Since property accounts for roughly a quarter of the economy, concerns about the impact for China's already faltering growth and the ripple effects have risen.

Chinese real estate was viewed as the most likely source of a global systemic credit event, according to BofA's September fund manager survey.


Corporate debt defaults have started ramping up, even in typically quiet months.

The number of new corporate defaults globally reached 16 in August, the highest August tally since 2009, according to S&P, the latest sign that corporate stress is building.

"There is lots of talk in the market about corporate stress and hidden leverage, but it has not erupted yet. We still think defaults are coming," said Markus Allenspach, head of fixed income research at Julius Baer.

"We have many zombie companies in the United States and Europe from the low interest rates era, and I cannot imagine how they can survive now with high interest rates."

S&P forecast that defaults among junk-rated European companies will reach 3.75 percent by June 2024 from 3.4 percent in August.


Banking stress has gone down the worry list since the March crisis wrecked havoc.

Big US banks sailed through the Federal Reserve's annual health check in June. The European Central Bank has asked banks to provide weekly liquidity data so it can carry out more frequent checks on their ability to ward off potential shocks as rates rise.

Guy Miller, chief market strategist at Zurich Insurance Group, said banks are in a better position in terms of their capital and liquidity compared with March.

Still, big question marks remain over their future, not least from a global property rout.

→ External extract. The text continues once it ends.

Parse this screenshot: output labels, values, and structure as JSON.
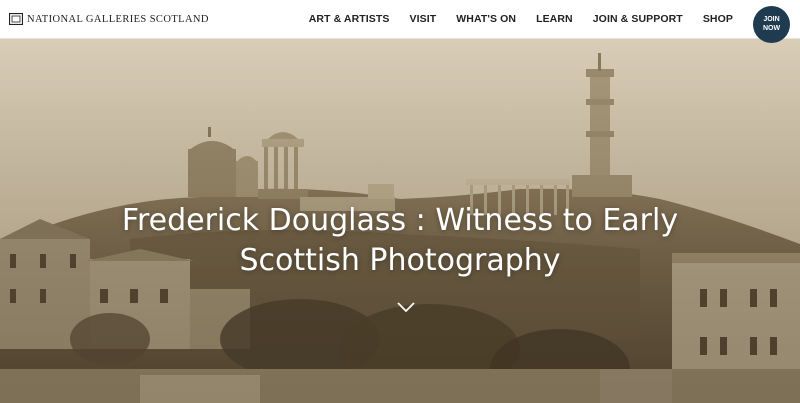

"There is still an inherent vulnerability to deposit flight as well as to commercial real estate and other credit exposures for smaller banks," said Miller.

The S&P 500 US regional banks index (.SPLRCBNKS) is down almost 40 percent this year, set for its biggest annual drop since 2008.

Miller noted that European banks are also vulnerable given their bigger size relative to the economy that leaves them more exposed to risks from various pockets.


The Bank of Japan has held steadfast to ultra-easy monetary policy but a tighter stance is on the cards. And the risks are rising of a sharp unwind from an era of Japanese cash pumping into everything from US tech stocks to high-yielding emerging market currencies.

Capital Economics expects the BOJ to hike its policy rate in January. It notes that Japanese investors, who have long sought better investment yields elsewhere, own around a trillion dollars of US bonds. They are big holders of European and Australian debt.

Japanese selling of Treasuries could further push up yields -- already at their highest since the global financial crisis. That could hurt equities, which tend to perform worse when investors expect higher returns from low-risk government bonds.

Expect markets to show increased sensitivity to the BoJ in coming months.